=== The task ===
Filter the data for lines with the word "timeline" and copy those lines.

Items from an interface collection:
------------------------
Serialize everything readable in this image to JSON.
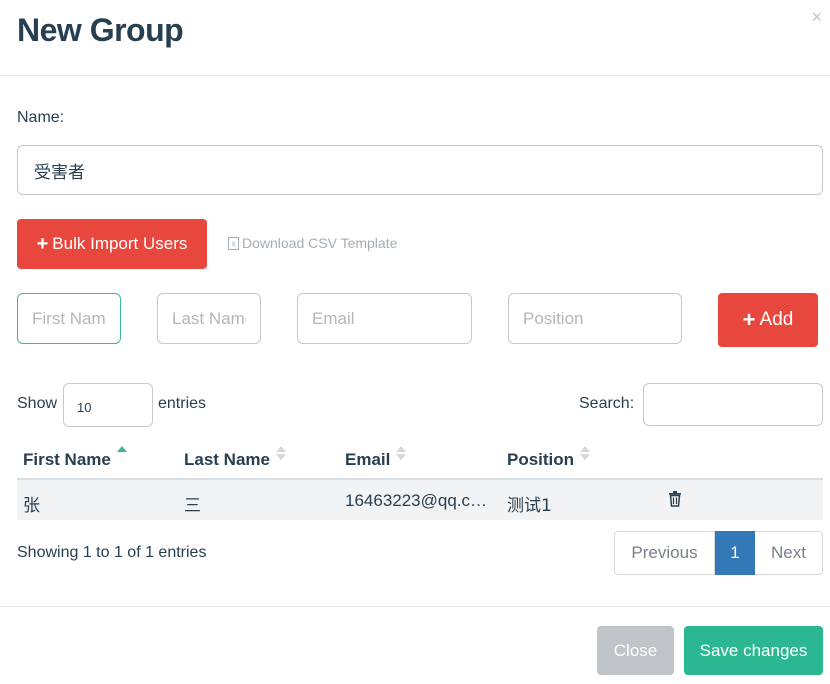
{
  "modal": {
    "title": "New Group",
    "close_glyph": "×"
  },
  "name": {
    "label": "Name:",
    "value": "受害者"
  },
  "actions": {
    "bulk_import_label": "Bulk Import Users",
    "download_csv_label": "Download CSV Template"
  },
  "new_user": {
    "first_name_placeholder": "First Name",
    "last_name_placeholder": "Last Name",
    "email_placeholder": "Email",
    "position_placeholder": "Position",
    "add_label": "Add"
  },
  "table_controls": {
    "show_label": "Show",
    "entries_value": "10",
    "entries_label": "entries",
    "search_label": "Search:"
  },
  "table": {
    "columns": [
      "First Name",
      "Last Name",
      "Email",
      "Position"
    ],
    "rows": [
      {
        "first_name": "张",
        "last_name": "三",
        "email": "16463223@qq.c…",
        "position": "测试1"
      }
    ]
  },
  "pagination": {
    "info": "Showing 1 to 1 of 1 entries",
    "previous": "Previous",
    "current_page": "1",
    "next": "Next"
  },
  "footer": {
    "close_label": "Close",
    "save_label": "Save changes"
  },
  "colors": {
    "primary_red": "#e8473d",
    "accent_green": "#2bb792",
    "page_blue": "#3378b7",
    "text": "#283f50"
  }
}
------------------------
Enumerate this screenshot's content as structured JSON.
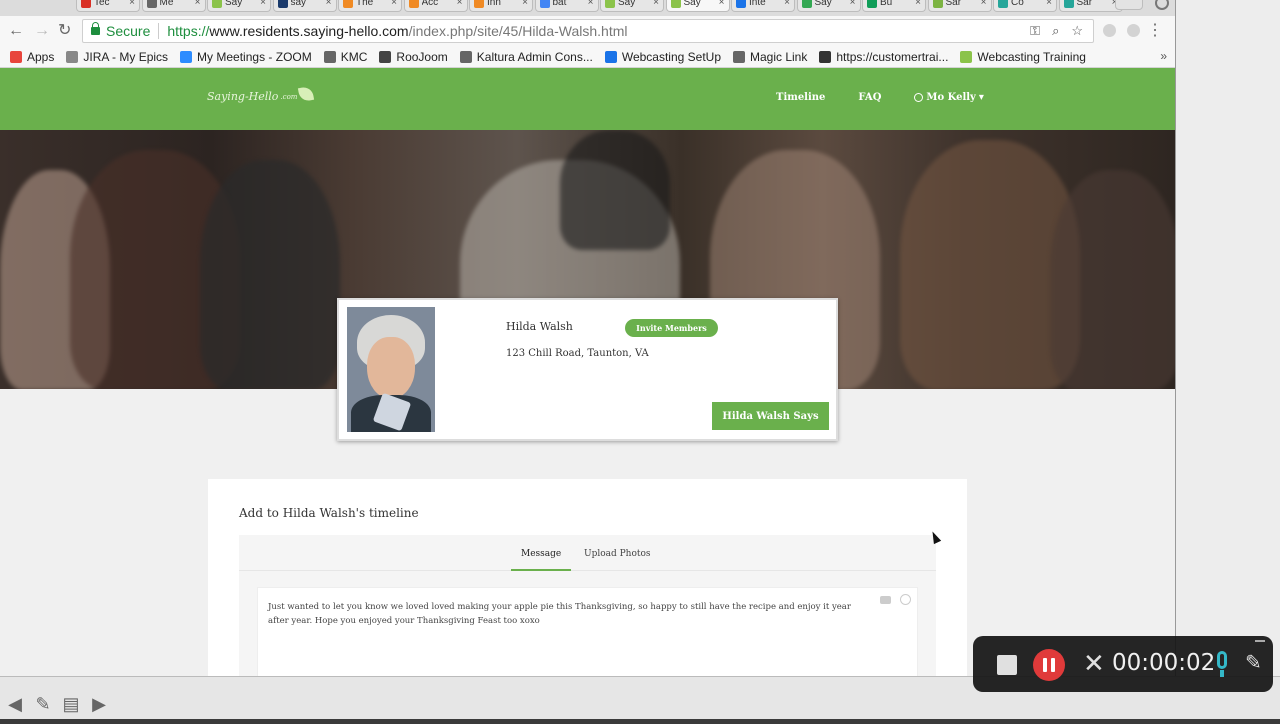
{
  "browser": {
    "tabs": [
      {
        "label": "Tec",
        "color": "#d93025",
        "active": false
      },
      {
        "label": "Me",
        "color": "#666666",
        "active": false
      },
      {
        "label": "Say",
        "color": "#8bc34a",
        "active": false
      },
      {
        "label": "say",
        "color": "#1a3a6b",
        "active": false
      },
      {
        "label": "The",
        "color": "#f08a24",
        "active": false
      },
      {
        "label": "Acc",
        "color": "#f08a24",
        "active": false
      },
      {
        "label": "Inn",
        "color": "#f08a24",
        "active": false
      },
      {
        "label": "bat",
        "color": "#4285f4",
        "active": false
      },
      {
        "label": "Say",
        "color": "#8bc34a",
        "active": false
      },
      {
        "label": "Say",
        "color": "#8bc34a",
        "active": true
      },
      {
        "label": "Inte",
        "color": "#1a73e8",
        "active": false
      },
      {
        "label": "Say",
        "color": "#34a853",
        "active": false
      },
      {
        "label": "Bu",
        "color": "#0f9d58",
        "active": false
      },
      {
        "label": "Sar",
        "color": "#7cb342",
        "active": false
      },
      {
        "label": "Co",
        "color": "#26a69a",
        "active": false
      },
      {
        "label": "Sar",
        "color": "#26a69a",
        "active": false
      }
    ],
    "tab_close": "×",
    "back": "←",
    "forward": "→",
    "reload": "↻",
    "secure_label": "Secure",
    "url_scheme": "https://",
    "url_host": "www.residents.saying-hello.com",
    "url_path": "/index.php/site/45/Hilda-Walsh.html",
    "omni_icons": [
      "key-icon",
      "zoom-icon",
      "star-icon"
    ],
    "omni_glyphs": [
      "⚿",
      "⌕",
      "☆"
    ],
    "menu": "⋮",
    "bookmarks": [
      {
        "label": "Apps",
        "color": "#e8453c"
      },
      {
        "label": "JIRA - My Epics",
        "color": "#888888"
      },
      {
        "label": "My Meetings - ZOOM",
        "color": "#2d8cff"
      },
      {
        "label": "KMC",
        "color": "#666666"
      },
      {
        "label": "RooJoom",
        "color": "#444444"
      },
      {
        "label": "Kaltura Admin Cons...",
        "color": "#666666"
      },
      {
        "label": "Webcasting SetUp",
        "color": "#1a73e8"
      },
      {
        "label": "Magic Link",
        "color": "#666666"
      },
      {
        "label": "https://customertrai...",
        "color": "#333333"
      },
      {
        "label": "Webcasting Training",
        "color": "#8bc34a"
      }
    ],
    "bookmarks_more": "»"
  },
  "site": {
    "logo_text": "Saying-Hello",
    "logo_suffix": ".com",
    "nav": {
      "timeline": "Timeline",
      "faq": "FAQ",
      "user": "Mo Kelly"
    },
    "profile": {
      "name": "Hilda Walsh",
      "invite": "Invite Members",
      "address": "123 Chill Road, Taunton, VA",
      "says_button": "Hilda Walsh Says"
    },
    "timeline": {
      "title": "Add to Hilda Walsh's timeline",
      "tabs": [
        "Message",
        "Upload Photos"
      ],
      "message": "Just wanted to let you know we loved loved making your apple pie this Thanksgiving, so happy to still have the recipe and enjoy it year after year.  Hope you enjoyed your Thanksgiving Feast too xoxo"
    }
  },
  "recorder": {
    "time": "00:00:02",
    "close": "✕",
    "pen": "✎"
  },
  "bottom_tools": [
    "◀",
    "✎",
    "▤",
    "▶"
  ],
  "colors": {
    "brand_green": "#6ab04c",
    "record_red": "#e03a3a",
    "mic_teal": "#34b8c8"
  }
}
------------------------
=== Answer box ===
      "timeline": "Timeline",
    "timeline": {
      "title": "Add to Hilda Walsh's timeline",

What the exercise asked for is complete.